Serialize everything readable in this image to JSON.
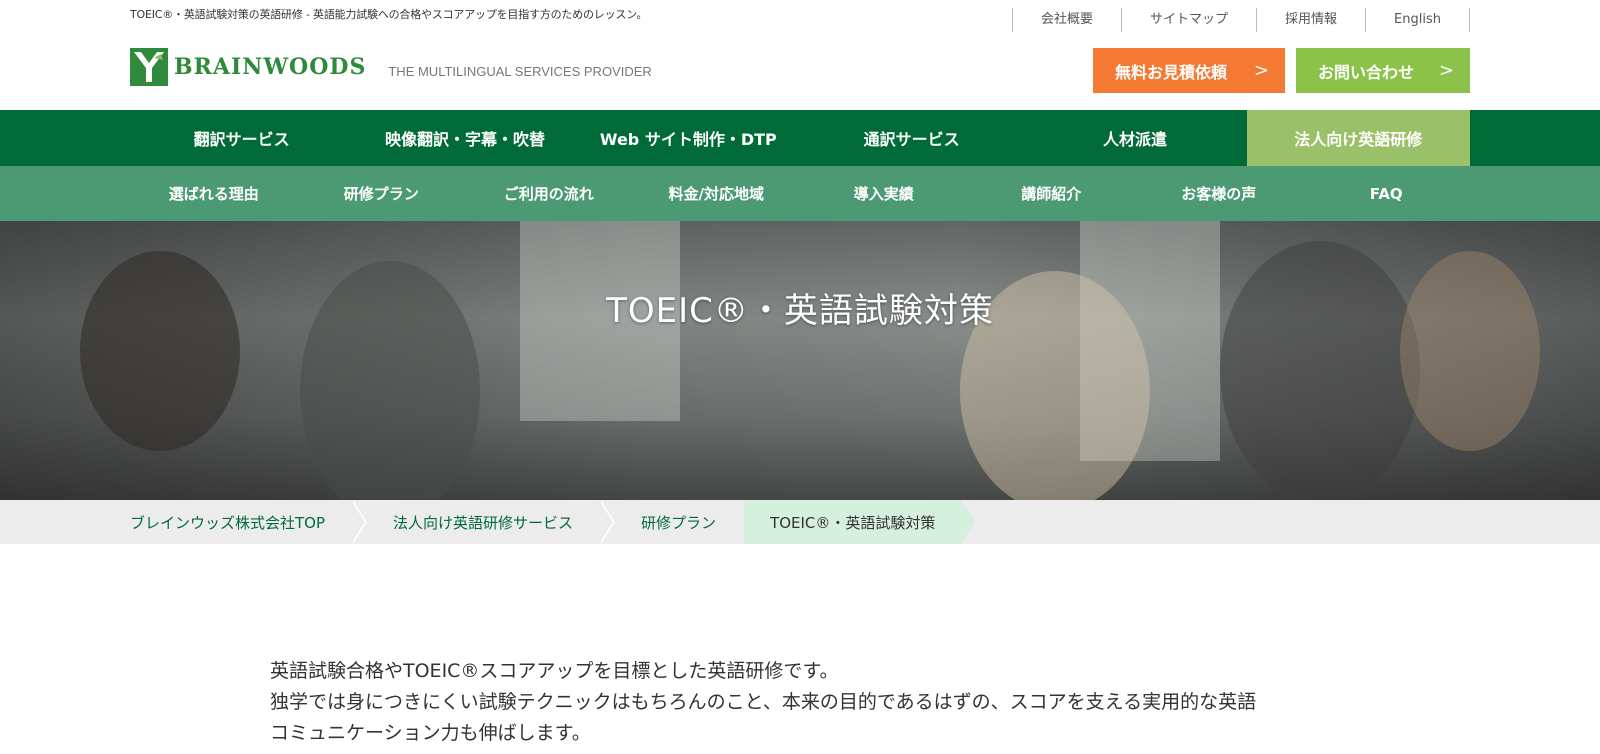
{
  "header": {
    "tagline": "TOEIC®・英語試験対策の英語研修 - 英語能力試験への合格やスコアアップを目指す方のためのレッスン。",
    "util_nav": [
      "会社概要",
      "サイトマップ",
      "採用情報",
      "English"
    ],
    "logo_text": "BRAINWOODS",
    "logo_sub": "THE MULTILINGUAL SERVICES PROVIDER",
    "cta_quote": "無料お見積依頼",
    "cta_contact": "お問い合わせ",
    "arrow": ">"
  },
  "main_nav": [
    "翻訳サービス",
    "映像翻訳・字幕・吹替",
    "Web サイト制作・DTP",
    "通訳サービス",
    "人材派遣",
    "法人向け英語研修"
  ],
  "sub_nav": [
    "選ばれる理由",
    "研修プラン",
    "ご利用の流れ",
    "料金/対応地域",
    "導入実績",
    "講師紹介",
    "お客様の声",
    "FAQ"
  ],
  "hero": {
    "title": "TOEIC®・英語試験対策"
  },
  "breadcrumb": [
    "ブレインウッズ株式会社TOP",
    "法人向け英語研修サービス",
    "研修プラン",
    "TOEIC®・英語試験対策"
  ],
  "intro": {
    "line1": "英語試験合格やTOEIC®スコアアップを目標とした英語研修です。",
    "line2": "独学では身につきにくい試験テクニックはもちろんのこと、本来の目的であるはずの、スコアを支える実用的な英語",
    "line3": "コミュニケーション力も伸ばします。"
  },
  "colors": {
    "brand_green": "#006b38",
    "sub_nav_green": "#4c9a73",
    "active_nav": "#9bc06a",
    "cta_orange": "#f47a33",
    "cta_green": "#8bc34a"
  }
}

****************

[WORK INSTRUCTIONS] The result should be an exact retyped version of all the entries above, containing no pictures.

[OUTPUT OF THE TASK]
Serialize everything readable in this image to JSON.
{
  "header": {
    "tagline": "TOEIC®・英語試験対策の英語研修 - 英語能力試験への合格やスコアアップを目指す方のためのレッスン。",
    "util_nav": [
      "会社概要",
      "サイトマップ",
      "採用情報",
      "English"
    ],
    "logo_text": "BRAINWOODS",
    "logo_sub": "THE MULTILINGUAL SERVICES PROVIDER",
    "cta_quote": "無料お見積依頼",
    "cta_contact": "お問い合わせ",
    "arrow": ">"
  },
  "main_nav": [
    "翻訳サービス",
    "映像翻訳・字幕・吹替",
    "Web サイト制作・DTP",
    "通訳サービス",
    "人材派遣",
    "法人向け英語研修"
  ],
  "sub_nav": [
    "選ばれる理由",
    "研修プラン",
    "ご利用の流れ",
    "料金/対応地域",
    "導入実績",
    "講師紹介",
    "お客様の声",
    "FAQ"
  ],
  "hero": {
    "title": "TOEIC®・英語試験対策"
  },
  "breadcrumb": [
    "ブレインウッズ株式会社TOP",
    "法人向け英語研修サービス",
    "研修プラン",
    "TOEIC®・英語試験対策"
  ],
  "intro": {
    "line1": "英語試験合格やTOEIC®スコアアップを目標とした英語研修です。",
    "line2": "独学では身につきにくい試験テクニックはもちろんのこと、本来の目的であるはずの、スコアを支える実用的な英語",
    "line3": "コミュニケーション力も伸ばします。"
  },
  "colors": {
    "brand_green": "#006b38",
    "sub_nav_green": "#4c9a73",
    "active_nav": "#9bc06a",
    "cta_orange": "#f47a33",
    "cta_green": "#8bc34a"
  }
}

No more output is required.